Oxidative stress induces parallel autophagy and mitochondria dysfunction in human glioma U251 cells.Toxicol Sci 2009; 110(2):376-88TS
Accumulation of reactive oxygen species (ROS) such as hydrogen peroxide (H(2)O(2)) is an oxidative stress response, which induced various defense mechanisms or programmed cell death (PCD). As one of the major types of PCD, autophagy has been observed in response to several anticancer drugs and demonstrated to be responsible for cell death. To date, however, the exact mechanism by which ROS regulates autophagy is still poorly understood. Thus, the purposes of this study were to elucidate how H(2)O(2) exerts its cytotoxic effects on malignant glioma U251 cells and to uncover the molecular mechanism that might be involved. Here, we show that H(2)O(2)-induced autophagy and apoptosis in U251 cells are mediated through the Beclin 1 and Akt/mTOR pathways. Accumulation of ROS leads to changes in mitochondrial permeability with loss of mitochondrial membrane potential and disruption of mitochondrial dynamics at a transcriptional level of fission and fusion. Overexpression of cellular Bcl-2 partially inhibited autophagy through both the Beclin 1 and the Akt/mTOR pathways and led to recovery of mitochondrial dynamics. When autophagy was prevented at an early stage by 3-methyladenine, apoptosis significantly increased.
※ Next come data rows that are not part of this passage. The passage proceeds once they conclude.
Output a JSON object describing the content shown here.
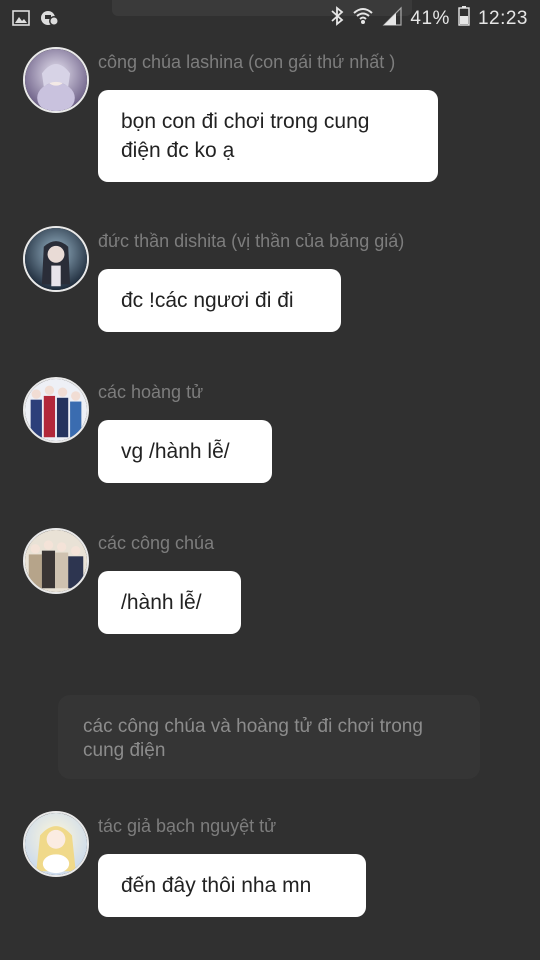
{
  "status_bar": {
    "battery_percent": "41%",
    "time": "12:23",
    "left_icons": [
      "image-icon",
      "notification-icon"
    ],
    "right_icons": [
      "bluetooth-icon",
      "wifi-icon",
      "signal-icon",
      "battery-icon"
    ]
  },
  "messages": [
    {
      "sender": "công chúa lashina (con gái thứ nhất )",
      "text": "bọn con đi chơi  trong cung\nđiện đc ko ạ"
    },
    {
      "sender": "đức thần dishita (vị thần của băng giá)",
      "text": "đc !các ngươi đi đi"
    },
    {
      "sender": "các hoàng tử",
      "text": "vg /hành lễ/"
    },
    {
      "sender": "các công chúa",
      "text": "/hành lễ/"
    },
    {
      "sender": "tác giả bạch nguyệt tử",
      "text": "đến đây thôi nha  mn"
    }
  ],
  "narration": "các công chúa và hoàng tử đi chơi trong cung điện",
  "colors": {
    "background": "#303030",
    "bubble": "#ffffff",
    "sender_text": "#7d7d7d",
    "narration_bg": "#353535"
  }
}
Our data provide the first evidence that H(2)O(2) induces autophagy through interference with the Beclin 1 and Akt/mTOR signaling pathways and is regulated by the anti-apoptotic gene Bcl-2 in glioma U251 cells.